Information supplied:
● ● ●

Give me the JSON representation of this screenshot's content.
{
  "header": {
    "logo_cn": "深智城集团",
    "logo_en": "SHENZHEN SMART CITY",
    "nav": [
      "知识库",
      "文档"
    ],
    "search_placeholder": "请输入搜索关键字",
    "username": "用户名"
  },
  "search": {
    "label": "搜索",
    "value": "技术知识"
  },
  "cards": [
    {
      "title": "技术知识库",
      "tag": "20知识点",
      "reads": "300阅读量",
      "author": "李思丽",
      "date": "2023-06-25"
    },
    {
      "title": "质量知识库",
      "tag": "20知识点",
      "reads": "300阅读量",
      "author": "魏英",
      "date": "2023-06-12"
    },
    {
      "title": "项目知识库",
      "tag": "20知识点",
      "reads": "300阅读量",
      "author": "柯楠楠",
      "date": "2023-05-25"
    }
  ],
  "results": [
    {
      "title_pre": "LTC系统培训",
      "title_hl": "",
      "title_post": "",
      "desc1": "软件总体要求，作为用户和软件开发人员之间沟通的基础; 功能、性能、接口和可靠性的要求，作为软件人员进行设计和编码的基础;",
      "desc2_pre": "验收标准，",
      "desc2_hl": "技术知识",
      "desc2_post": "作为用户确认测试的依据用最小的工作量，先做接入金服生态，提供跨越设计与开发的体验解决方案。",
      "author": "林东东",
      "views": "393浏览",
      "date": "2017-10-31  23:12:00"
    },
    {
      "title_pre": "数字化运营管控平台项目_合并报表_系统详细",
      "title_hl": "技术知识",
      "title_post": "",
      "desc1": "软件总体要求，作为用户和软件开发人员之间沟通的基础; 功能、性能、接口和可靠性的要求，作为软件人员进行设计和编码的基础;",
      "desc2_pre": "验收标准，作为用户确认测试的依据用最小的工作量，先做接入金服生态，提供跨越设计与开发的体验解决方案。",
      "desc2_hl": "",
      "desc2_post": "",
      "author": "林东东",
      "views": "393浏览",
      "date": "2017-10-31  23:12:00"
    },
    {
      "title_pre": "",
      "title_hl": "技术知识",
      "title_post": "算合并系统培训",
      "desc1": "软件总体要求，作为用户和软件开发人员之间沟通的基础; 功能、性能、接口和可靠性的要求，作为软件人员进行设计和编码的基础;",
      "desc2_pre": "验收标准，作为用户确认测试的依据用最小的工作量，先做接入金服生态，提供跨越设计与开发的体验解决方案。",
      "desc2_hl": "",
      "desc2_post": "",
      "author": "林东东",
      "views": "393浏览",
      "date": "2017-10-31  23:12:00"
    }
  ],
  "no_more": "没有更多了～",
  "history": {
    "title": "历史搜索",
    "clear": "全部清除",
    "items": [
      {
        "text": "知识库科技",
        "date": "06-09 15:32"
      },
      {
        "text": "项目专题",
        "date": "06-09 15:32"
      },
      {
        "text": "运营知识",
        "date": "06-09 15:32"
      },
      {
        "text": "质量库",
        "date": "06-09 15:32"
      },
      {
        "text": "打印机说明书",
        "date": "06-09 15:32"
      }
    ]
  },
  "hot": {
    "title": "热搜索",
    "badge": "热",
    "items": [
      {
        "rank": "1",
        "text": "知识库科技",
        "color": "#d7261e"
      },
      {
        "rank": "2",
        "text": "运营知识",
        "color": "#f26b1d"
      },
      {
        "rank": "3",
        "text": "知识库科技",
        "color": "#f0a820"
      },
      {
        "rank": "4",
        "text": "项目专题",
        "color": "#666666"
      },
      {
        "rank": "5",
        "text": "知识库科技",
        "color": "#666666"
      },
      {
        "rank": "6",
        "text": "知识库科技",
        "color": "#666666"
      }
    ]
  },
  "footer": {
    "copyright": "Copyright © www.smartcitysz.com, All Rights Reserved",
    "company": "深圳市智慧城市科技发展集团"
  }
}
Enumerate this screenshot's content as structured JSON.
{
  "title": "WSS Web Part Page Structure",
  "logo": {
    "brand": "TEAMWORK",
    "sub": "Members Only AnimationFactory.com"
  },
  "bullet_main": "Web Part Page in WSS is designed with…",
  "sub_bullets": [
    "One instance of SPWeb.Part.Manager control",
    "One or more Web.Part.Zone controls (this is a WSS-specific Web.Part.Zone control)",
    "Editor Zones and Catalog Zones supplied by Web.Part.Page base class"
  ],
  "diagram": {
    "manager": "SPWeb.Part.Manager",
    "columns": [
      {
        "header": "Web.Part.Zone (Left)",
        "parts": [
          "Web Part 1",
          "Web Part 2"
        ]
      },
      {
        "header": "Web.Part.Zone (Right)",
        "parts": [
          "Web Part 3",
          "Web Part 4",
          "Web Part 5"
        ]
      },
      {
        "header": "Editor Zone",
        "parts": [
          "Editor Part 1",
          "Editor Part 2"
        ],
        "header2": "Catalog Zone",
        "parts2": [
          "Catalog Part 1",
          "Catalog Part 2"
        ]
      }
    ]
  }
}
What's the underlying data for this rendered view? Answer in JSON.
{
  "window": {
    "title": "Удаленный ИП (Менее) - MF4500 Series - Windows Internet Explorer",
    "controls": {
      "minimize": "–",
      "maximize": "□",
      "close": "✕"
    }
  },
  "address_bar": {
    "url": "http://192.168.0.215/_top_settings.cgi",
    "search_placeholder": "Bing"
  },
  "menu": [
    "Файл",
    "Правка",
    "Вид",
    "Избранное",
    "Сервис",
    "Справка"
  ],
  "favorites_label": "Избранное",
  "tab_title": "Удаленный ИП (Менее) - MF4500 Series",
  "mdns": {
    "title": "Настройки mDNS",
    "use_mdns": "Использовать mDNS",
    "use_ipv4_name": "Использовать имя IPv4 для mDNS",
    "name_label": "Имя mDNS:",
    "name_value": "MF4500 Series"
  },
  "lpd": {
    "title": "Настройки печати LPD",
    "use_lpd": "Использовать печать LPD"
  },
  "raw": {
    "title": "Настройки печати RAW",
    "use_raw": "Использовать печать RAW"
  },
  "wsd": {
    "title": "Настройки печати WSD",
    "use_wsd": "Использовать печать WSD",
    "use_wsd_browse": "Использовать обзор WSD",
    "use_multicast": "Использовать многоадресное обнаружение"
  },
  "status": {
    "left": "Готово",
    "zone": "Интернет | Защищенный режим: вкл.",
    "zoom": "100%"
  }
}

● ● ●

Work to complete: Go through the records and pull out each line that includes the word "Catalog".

Result:
    "Editor Zones and Catalog Zones supplied by Web.Part.Page base class"
        "header2": "Catalog Zone",
          "Catalog Part 1",
          "Catalog Part 2"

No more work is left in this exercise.